One man’s dream of bringing Tasmania’s eagles up close and personal to the state’s schoolchildren is about to be realised with the opening of an educational centre at the Raptor and Wildlife Refuge in Kettering.
Eagle expert Craig Webb has spent more than a decade developing the refuge on his 10-hectare property and at the same time has released into the wild countless wedge-tailed and sea eagles brought to him for care.
Although saving eagles and other birds of prey has been his priority Webb has long held hopes of showing his charges to Tasmania’s schoolchildren and specialist groups to spread the conservation message to a new generation.
The classroom and toilet block he had long planned is now virtually complete and is set for an opening early in the new year.
“The refuge is still about rescuing injured eagles and returning them to the wild but conservation is important, too, and what better than to bring the wonder of raptors to children, so they can see them close up and appreciate their beauty and power?” he said when gave me a guided tour of the refuge recently.
I’ve known Craig Webb for many years and each time I have visited the refuge I have been surprised by the developments taking place, aviaries big and small, and outbuildings, built largely by his own hand.
The new classroom bears the Webb stamp. It is octagonal in shape and this design enables not only an exhibits table to be placed at its centre, but allows one-way windows on three sides to look out on aviaries attached to the building’s outer walls.
Atop the classroom is a giant sculpture of an eagle, in modernist style, created by Keith Smith who has a studio on BrunyIsland.

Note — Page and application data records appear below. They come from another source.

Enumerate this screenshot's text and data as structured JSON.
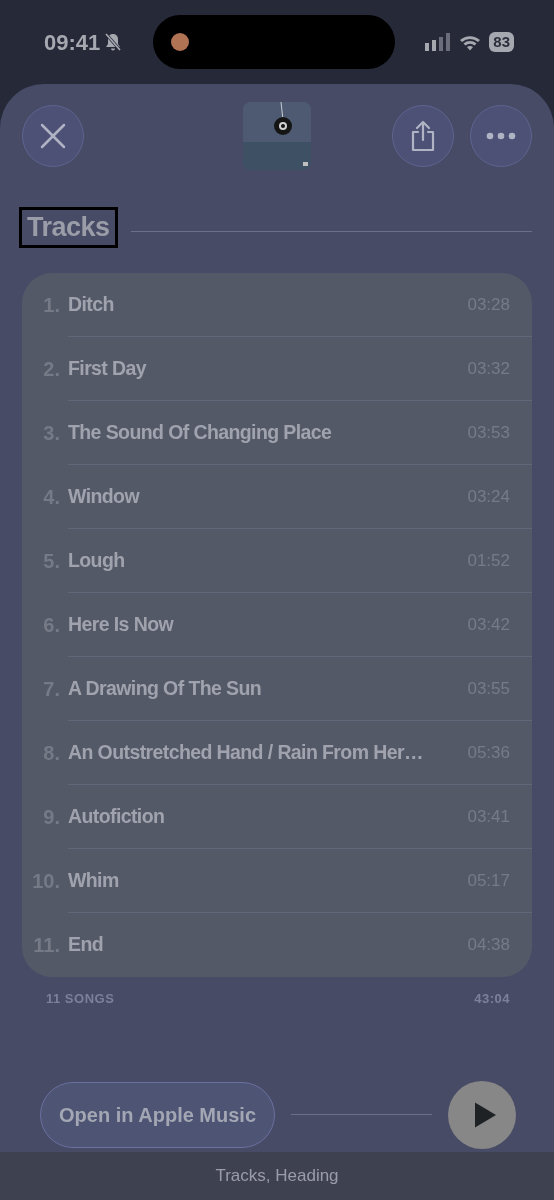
{
  "status_bar": {
    "time": "09:41",
    "battery": "83"
  },
  "header": {
    "buttons": [
      {
        "kind": "close"
      },
      {
        "kind": "share"
      },
      {
        "kind": "more"
      }
    ]
  },
  "section": {
    "title": "Tracks",
    "focused": true
  },
  "tracks": [
    {
      "number": "1.",
      "title": "Ditch",
      "duration": "03:28"
    },
    {
      "number": "2.",
      "title": "First Day",
      "duration": "03:32"
    },
    {
      "number": "3.",
      "title": "The Sound Of Changing Place",
      "duration": "03:53"
    },
    {
      "number": "4.",
      "title": "Window",
      "duration": "03:24"
    },
    {
      "number": "5.",
      "title": "Lough",
      "duration": "01:52"
    },
    {
      "number": "6.",
      "title": "Here Is Now",
      "duration": "03:42"
    },
    {
      "number": "7.",
      "title": "A Drawing Of The Sun",
      "duration": "03:55"
    },
    {
      "number": "8.",
      "title": "An Outstretched Hand / Rain From Her…",
      "duration": "05:36"
    },
    {
      "number": "9.",
      "title": "Autofiction",
      "duration": "03:41"
    },
    {
      "number": "10.",
      "title": "Whim",
      "duration": "05:17"
    },
    {
      "number": "11.",
      "title": "End",
      "duration": "04:38"
    }
  ],
  "summary": {
    "count": "11 SONGS",
    "total": "43:04"
  },
  "open_button": "Open in Apple Music",
  "caption": "Tracks, Heading"
}
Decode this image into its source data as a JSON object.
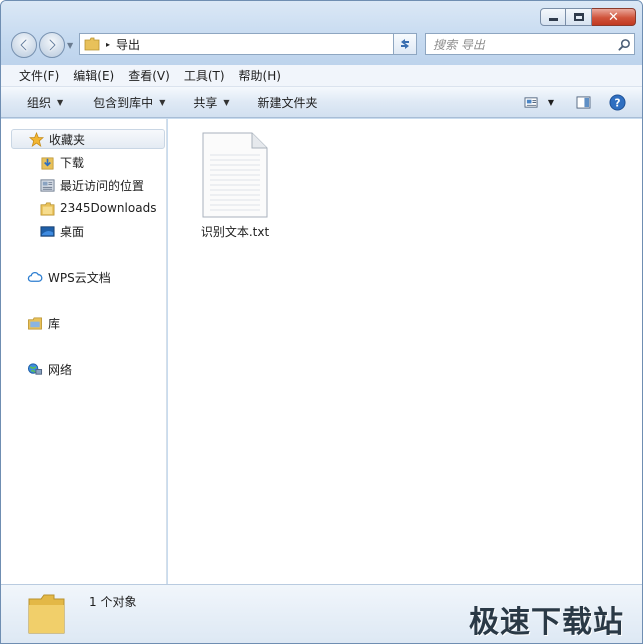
{
  "window": {
    "controls": {
      "minimize": "—",
      "maximize": "□",
      "close": "✕"
    }
  },
  "nav": {
    "address": {
      "path": "导出",
      "separator": "▸"
    },
    "search": {
      "placeholder": "搜索 导出"
    }
  },
  "menu": [
    {
      "label": "文件(F)"
    },
    {
      "label": "编辑(E)"
    },
    {
      "label": "查看(V)"
    },
    {
      "label": "工具(T)"
    },
    {
      "label": "帮助(H)"
    }
  ],
  "toolbar": {
    "organize": "组织",
    "include_in_library": "包含到库中",
    "share": "共享",
    "new_folder": "新建文件夹",
    "dropdown_arrow": "▼"
  },
  "sidebar": {
    "favorites": {
      "label": "收藏夹",
      "items": [
        {
          "label": "下载",
          "icon": "download-folder-icon"
        },
        {
          "label": "最近访问的位置",
          "icon": "recent-places-icon"
        },
        {
          "label": "2345Downloads",
          "icon": "folder-icon"
        },
        {
          "label": "桌面",
          "icon": "desktop-icon"
        }
      ]
    },
    "wps": {
      "label": "WPS云文档",
      "icon": "cloud-icon"
    },
    "libraries": {
      "label": "库",
      "icon": "library-icon"
    },
    "network": {
      "label": "网络",
      "icon": "network-icon"
    }
  },
  "files": [
    {
      "name": "识别文本.txt",
      "icon": "text-file-icon"
    }
  ],
  "details": {
    "count_text": "1 个对象"
  },
  "watermark": {
    "text": "极速下载站"
  },
  "colors": {
    "accent": "#3b6fb0",
    "folder": "#e8c15a",
    "star": "#f2b632"
  }
}
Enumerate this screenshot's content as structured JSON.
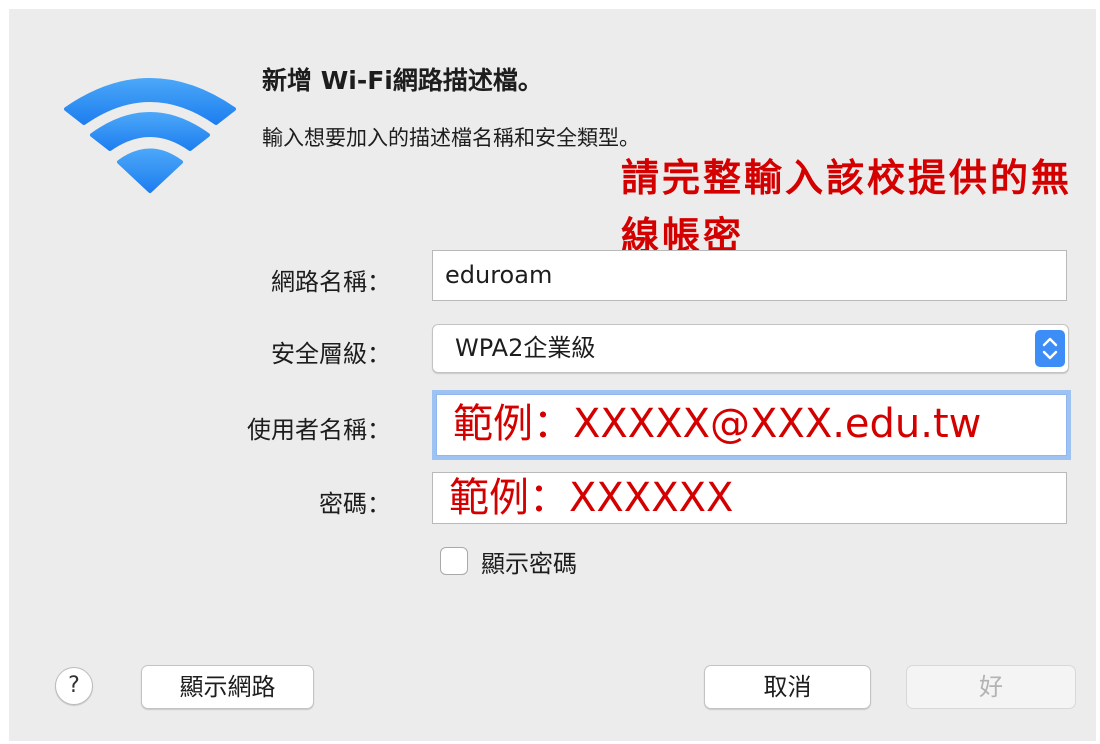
{
  "dialog": {
    "title": "新增 Wi-Fi網路描述檔。",
    "subtitle": "輸入想要加入的描述檔名稱和安全類型。",
    "annotation": "請完整輸入該校提供的無線帳密"
  },
  "form": {
    "network_name_label": "網路名稱：",
    "network_name_value": "eduroam",
    "security_label": "安全層級：",
    "security_value": "WPA2企業級",
    "username_label": "使用者名稱：",
    "username_value": "範例：XXXXX@XXX.edu.tw",
    "password_label": "密碼：",
    "password_value": "範例：XXXXXX",
    "show_password_label": "顯示密碼",
    "show_password_checked": false
  },
  "buttons": {
    "help_label": "?",
    "show_networks_label": "顯示網路",
    "cancel_label": "取消",
    "ok_label": "好"
  },
  "colors": {
    "accent": "#3d8df7",
    "annotation_red": "#d40000",
    "wifi_blue": "#2f8ff5"
  },
  "icons": {
    "wifi": "wifi-icon",
    "stepper": "up-down-chevron-icon"
  }
}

“What I didn’t want was a room that looked like a classroom,” Webb said. “I didn’t want the kids to think they were still in school. A trip here has to be an adventure, but still marry an educational experience.”
Although quietly doing eagle conversation work for years, Webb came to prominence in the early 2000s when he took over the birds housed in an aviary at Risdon Prison. This aviary had been operated by the prison and state wildlife authorities as a rehabilitation exercise for both eagles and prisoners but it had to close when the prison was rebuilt.
Webb had already built a giant eagle aviary using fish-farm netting and since then has added an even bigger structure which stands 28 metres in height, making it the biggest building of its kind in the southern hemisphere. Webb has also built smaller aviaries and when I visited recently these were home to a variety of birds, masked and boobok owls, little and brown falcons and white and brown goshawks among them.
Some of these would be released but others – like a masked owl that had lost an eye – would spend the rest of their days at the refuge.
With the opening of the education centre, these captive birds can have a new role as educational tools for the visiting children.
Another addition to the refuge’s infrastructure is a flight tunnel in which eagles and smaller raptors recovering from wing injuries can be exercised. Birds of prey can also be exhibited in what Webb terms a “flying gymnasium”.
The Raptor and Wildlife Refuge is operated as a not-for-profit charity and is supported by members and sponsors. Its biggest fund-raiser is the sale of a calendar featuring rescued birds.
When not attending to his birds – and mammals – brought in for care Webb works as a concreter and a piece of his handywork in this direction can be seen at the entrance to the classroom. A concrete floor has imprints of Tasmanian devil paws and eagle claws in it, using stuffed specimens supplied by wildlife biologist Nick Mooney.
For more details about the refuge, or to order a calendar, go to www.raptorrefuge.com.au